Exercise goal | Pull every line from the records that has the word "type" in it.

Source data |
┄┄┄┄┄┄┄┄┄┄
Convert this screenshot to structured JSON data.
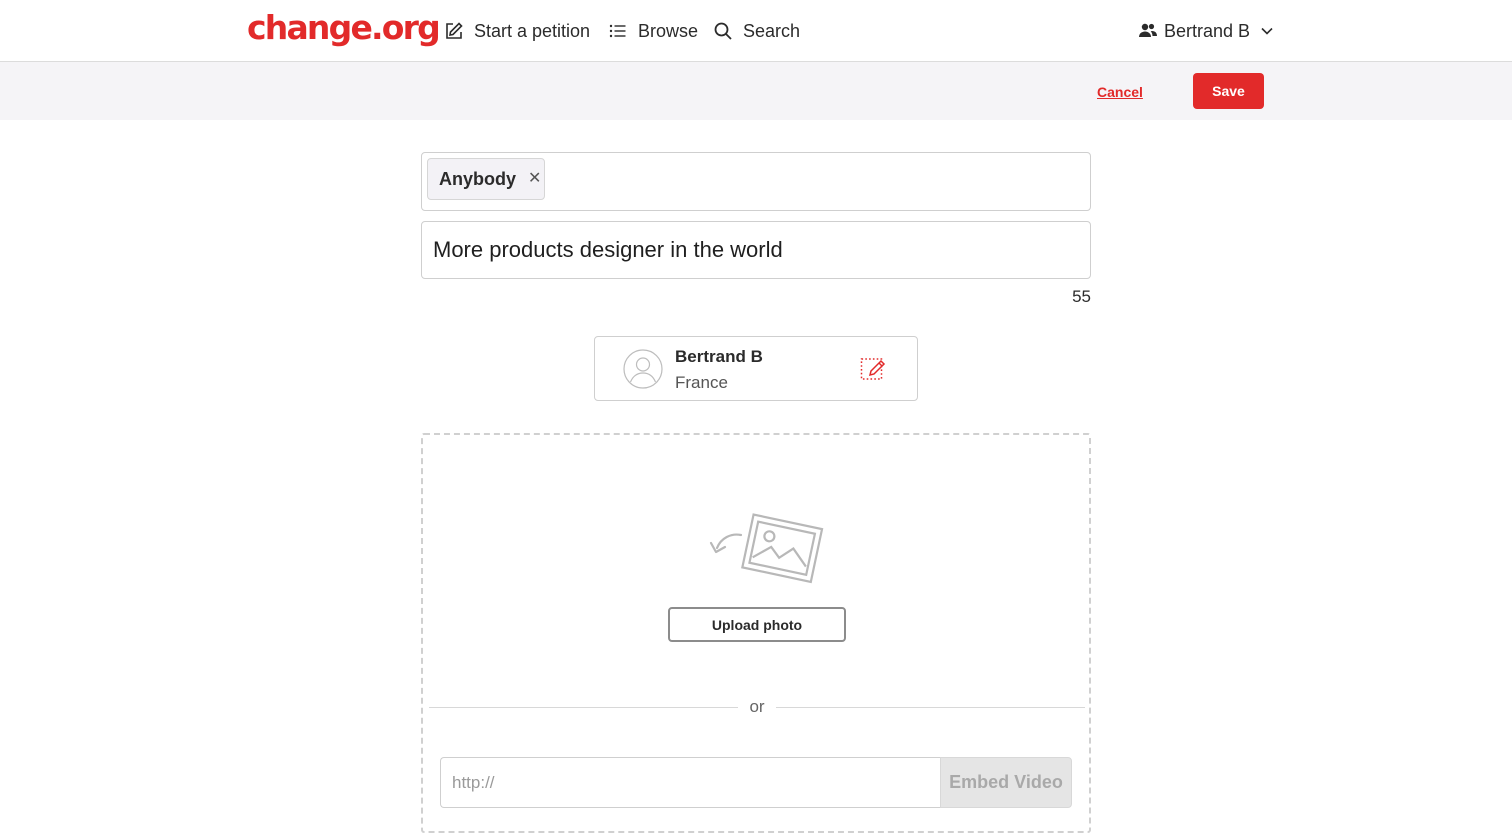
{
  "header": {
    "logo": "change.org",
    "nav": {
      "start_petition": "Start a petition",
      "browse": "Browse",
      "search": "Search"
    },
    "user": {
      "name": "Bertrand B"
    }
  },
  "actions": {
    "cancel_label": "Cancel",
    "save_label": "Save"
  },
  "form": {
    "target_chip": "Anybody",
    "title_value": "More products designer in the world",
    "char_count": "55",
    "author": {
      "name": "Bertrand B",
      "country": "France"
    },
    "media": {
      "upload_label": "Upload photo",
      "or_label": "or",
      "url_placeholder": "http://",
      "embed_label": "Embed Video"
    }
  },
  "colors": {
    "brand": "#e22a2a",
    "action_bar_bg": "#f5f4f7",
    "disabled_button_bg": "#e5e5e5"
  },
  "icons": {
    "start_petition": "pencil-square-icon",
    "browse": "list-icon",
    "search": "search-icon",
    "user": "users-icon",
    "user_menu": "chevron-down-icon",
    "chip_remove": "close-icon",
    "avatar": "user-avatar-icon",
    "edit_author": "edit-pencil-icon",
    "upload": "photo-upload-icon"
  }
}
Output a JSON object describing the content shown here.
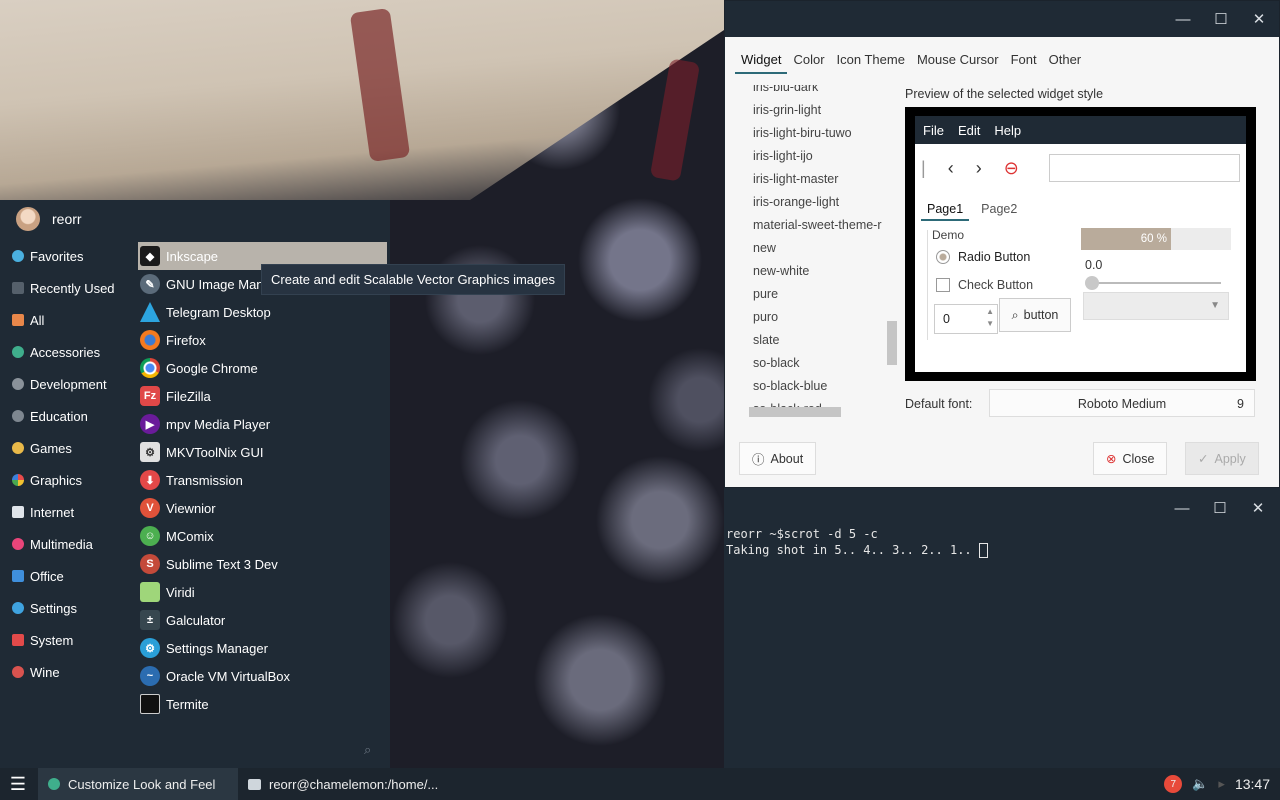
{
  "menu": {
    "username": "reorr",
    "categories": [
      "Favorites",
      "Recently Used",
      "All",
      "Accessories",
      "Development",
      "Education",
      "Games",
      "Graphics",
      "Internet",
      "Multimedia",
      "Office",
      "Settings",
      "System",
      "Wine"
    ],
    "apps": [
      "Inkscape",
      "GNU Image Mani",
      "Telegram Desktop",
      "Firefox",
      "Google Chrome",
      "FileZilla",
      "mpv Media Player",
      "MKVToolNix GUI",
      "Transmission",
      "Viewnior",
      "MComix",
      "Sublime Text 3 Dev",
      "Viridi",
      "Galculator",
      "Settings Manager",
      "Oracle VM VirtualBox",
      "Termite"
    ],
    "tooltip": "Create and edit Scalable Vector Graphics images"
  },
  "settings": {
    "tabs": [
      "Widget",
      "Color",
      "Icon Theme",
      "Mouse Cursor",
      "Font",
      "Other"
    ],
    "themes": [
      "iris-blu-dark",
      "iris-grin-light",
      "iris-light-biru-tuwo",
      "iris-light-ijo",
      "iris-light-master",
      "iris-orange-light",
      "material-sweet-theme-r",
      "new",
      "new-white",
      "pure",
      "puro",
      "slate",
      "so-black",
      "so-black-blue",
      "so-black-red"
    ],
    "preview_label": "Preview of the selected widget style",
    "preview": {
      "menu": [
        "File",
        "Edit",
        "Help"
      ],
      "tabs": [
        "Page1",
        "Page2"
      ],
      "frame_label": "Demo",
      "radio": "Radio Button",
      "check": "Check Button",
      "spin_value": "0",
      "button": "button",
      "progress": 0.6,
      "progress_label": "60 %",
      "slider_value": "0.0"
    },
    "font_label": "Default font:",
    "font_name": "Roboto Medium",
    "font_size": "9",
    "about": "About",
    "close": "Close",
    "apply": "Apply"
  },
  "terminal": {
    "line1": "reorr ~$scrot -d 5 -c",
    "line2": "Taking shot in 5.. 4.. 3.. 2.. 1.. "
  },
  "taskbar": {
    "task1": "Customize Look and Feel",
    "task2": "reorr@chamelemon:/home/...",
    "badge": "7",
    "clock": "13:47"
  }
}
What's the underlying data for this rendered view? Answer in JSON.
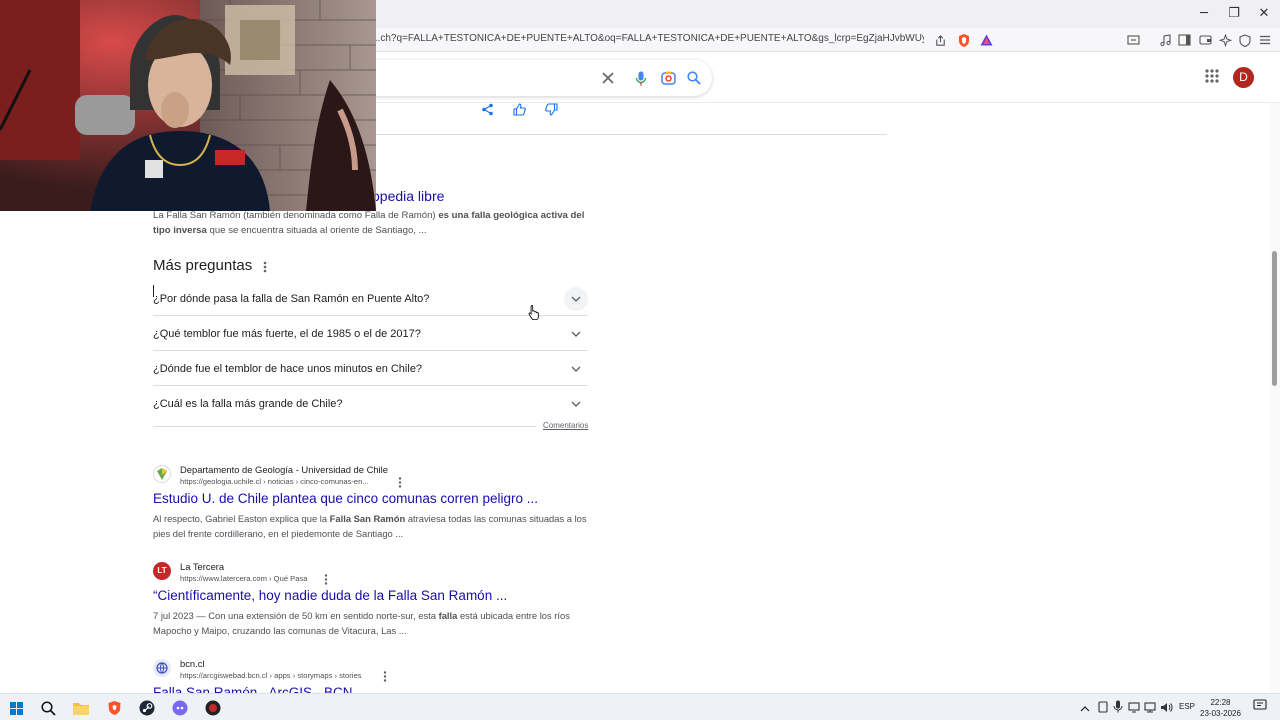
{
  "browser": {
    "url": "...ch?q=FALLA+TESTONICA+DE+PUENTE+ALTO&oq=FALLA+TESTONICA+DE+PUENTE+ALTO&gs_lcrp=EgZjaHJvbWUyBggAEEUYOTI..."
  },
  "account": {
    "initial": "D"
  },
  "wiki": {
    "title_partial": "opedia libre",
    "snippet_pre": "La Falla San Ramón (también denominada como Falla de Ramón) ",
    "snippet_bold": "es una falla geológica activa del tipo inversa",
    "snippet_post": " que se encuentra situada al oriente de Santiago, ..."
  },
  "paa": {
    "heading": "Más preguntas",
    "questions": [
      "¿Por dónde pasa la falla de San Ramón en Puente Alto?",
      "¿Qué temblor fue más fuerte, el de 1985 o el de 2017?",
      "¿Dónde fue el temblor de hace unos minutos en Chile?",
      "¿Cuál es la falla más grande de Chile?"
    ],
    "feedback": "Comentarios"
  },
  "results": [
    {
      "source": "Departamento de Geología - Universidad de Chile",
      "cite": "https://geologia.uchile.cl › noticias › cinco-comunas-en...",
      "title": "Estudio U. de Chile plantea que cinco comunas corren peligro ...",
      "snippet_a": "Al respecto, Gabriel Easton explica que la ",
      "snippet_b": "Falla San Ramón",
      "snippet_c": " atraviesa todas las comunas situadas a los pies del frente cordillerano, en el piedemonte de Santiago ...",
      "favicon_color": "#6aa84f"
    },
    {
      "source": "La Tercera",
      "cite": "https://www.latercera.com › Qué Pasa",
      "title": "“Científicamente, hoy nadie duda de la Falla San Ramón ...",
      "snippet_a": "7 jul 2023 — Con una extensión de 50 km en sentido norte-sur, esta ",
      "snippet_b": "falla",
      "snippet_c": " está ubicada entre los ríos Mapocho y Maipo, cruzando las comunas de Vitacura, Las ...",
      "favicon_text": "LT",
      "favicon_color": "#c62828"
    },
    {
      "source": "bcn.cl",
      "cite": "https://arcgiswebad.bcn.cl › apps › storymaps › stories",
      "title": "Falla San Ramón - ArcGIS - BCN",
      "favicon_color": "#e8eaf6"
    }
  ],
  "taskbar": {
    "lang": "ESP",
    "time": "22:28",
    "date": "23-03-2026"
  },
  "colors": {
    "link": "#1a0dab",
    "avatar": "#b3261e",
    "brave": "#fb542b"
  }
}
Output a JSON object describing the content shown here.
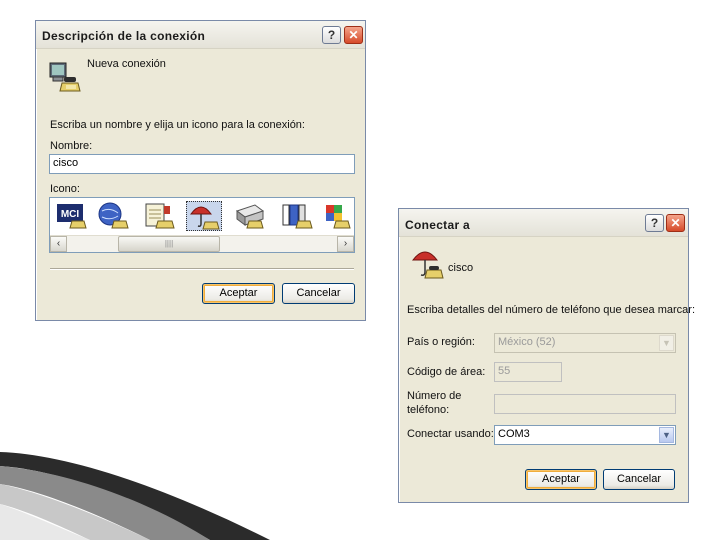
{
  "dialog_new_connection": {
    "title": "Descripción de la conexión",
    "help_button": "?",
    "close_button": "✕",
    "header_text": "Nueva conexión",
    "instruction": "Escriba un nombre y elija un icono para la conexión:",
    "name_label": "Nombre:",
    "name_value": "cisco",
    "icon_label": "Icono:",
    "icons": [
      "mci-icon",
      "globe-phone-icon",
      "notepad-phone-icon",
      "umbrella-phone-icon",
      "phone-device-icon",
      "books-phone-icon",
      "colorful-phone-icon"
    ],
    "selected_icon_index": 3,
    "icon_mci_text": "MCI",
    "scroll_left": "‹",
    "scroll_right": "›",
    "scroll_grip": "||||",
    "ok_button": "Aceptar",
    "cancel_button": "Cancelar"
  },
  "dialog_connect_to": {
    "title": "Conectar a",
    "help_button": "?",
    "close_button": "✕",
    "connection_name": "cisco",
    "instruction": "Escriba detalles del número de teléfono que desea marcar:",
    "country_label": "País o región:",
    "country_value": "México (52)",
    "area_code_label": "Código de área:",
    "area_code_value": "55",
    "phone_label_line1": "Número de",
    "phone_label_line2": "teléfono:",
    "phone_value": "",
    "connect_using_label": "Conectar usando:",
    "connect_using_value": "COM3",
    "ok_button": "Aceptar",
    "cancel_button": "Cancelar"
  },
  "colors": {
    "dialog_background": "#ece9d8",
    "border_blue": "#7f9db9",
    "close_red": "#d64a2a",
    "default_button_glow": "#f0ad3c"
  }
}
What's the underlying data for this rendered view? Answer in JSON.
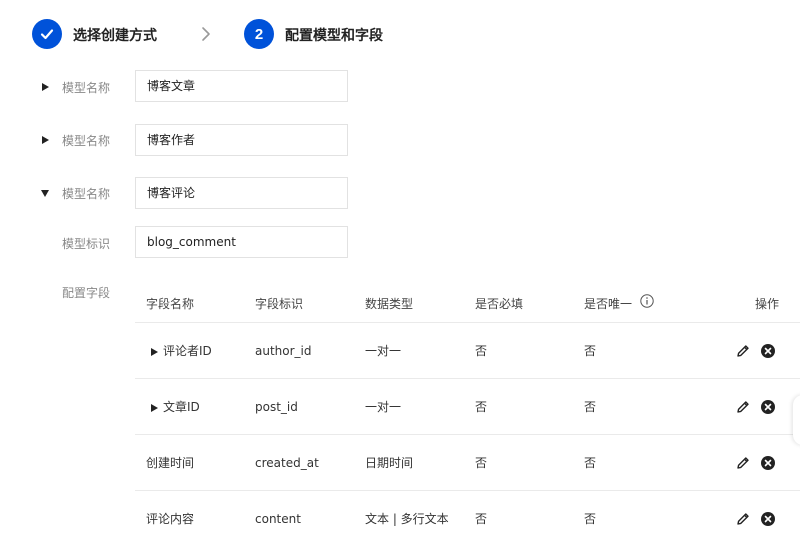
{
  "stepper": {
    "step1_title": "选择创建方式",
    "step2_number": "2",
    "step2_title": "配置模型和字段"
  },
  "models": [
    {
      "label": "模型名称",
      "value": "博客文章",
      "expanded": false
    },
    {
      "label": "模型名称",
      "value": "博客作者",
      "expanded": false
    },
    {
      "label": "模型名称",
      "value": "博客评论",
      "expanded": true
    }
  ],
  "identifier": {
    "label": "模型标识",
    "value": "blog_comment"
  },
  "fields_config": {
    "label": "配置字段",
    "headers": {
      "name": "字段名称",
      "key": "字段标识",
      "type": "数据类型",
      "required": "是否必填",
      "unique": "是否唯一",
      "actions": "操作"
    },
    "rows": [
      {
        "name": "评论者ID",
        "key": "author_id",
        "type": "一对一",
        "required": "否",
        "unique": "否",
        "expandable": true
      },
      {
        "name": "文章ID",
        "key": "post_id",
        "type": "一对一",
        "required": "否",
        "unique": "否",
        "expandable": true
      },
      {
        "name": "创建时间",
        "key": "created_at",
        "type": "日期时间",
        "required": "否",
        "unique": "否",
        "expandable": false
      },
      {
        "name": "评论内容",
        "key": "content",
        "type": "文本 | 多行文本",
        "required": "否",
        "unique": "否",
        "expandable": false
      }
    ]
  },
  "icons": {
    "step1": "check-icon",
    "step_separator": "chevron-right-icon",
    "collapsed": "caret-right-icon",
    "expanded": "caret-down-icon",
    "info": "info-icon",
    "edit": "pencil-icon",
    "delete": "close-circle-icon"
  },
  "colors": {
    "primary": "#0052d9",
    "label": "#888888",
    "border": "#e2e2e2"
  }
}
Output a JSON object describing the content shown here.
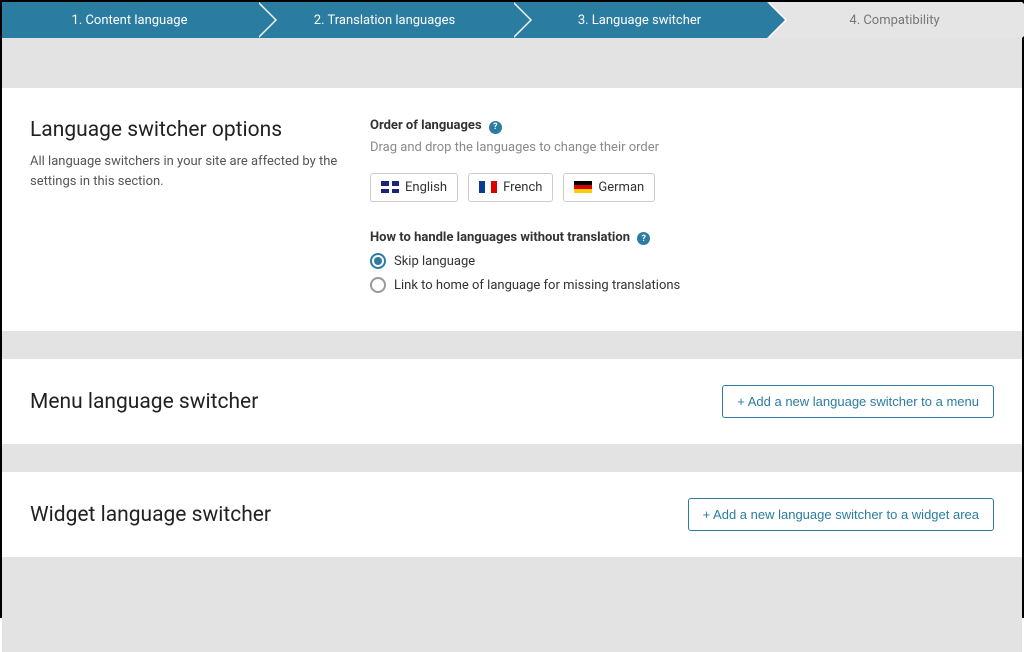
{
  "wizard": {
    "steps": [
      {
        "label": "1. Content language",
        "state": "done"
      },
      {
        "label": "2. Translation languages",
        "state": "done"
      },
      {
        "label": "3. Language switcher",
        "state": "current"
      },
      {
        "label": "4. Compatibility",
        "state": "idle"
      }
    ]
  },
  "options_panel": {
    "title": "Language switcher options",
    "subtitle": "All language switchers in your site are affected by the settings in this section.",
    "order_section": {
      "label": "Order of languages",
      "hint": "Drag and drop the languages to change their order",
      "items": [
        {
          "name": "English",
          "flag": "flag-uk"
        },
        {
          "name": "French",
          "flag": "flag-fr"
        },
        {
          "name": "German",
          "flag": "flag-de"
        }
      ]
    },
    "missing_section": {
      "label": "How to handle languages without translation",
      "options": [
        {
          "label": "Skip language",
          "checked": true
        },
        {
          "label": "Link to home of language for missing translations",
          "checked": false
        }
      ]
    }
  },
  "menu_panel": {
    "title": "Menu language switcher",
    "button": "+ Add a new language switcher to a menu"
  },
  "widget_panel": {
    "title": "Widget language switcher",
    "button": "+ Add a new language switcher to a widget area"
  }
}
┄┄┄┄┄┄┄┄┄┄
Task answer |
      "type": "数据类型",
        "type": "一对一",
        "type": "一对一",
        "type": "日期时间",
        "type": "文本 | 多行文本",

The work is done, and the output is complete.